Elbit had presented its enhanced tactical computers (ETC) of the seventh generation at the Dutch defense fair of the Nederlandse Industrie voor Defensie en Veiligheid (NIDV).

The MK7 corresponds to the Generic Vehicular Architecture (GVA) of NATO. It is backwards compatible and contains powerful Commercial Of The Shelf (COTS) components such as the Intel i7 quad core processor and a solid-state drive. The new tactical computer has a 12.1 ”sun-readable LCD display, a high-resolution capacitive touchscreen, a GPS and a video recording function.

Similar to previous ETC generations, the ETC MK7 is designed for operation under harsh environmental and EMI (electromagnetic interference) conditions, fully complies with the MIL-STD-810G and MIL-STD-461E standards and has interfaces to analog and digital Radio systems.

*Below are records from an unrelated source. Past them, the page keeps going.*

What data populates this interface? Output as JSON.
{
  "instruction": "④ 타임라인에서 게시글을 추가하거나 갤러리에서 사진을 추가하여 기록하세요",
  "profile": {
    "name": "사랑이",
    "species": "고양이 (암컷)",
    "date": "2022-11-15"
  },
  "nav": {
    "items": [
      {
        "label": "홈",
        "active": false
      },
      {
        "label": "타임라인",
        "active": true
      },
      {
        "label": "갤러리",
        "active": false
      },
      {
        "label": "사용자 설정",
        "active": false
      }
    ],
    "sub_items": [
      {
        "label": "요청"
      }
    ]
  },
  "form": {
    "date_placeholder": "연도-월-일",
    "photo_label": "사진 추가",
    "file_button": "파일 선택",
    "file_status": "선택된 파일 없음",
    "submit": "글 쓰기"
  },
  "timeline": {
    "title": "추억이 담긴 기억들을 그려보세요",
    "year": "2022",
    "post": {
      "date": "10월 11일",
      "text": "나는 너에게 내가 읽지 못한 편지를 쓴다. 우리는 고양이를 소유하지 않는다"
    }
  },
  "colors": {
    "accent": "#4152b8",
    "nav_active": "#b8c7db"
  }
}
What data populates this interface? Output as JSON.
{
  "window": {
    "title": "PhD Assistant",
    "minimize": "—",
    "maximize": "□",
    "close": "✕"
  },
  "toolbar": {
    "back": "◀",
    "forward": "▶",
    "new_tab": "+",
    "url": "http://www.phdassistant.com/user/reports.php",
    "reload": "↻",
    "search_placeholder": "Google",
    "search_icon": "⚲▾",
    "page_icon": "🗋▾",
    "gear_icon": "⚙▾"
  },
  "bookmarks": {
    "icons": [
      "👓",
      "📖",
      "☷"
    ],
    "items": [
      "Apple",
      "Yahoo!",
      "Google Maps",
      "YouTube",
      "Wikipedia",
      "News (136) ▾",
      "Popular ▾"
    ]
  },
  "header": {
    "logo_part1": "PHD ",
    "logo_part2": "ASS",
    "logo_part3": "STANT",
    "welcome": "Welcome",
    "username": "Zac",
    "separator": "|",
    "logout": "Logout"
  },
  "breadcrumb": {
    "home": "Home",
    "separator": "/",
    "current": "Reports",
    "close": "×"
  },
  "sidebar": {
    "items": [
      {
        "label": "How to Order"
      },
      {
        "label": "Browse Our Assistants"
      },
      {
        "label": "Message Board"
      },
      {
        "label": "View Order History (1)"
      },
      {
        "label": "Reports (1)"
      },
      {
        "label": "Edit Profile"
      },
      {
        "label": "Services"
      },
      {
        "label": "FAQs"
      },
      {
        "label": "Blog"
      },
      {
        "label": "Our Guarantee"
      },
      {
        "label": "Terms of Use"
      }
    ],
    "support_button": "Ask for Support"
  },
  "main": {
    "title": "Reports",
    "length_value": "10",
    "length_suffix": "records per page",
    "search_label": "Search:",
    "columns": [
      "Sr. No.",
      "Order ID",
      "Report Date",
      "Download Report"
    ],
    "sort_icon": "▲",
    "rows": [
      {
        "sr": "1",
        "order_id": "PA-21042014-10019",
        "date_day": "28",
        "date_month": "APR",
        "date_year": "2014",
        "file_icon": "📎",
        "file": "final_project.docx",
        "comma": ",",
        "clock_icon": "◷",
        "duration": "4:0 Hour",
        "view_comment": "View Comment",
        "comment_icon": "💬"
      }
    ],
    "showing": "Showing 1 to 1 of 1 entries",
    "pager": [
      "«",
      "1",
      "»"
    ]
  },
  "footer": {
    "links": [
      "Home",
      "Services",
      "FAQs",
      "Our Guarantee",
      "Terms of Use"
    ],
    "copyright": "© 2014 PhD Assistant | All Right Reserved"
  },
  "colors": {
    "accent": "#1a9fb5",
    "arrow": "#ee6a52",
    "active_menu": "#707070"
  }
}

The MK7 will replace the ETC that was introduced in the Netherlands more than ten years ago. The new ETCs offer expanded and more robust Command and Control (C2) and tactical computing capabilities, improved security for processing and storing secured mission information, and a solid growth path for expanded C2 applications.

It was only in mid-December 2020 that the Dutch procurement authority Defensie Materieel Organizatie (DMO) ordered PNR-1000 software-defined radios for data and voice connections from Elbit for 45 million euros. Modules for vehicle integration are also being procured for the portable digital radios. The radios have Blue Force Tracking to continuously display the positions of your own forces. The tactical computers described above support the operation of the radios.

Gerhard Heiming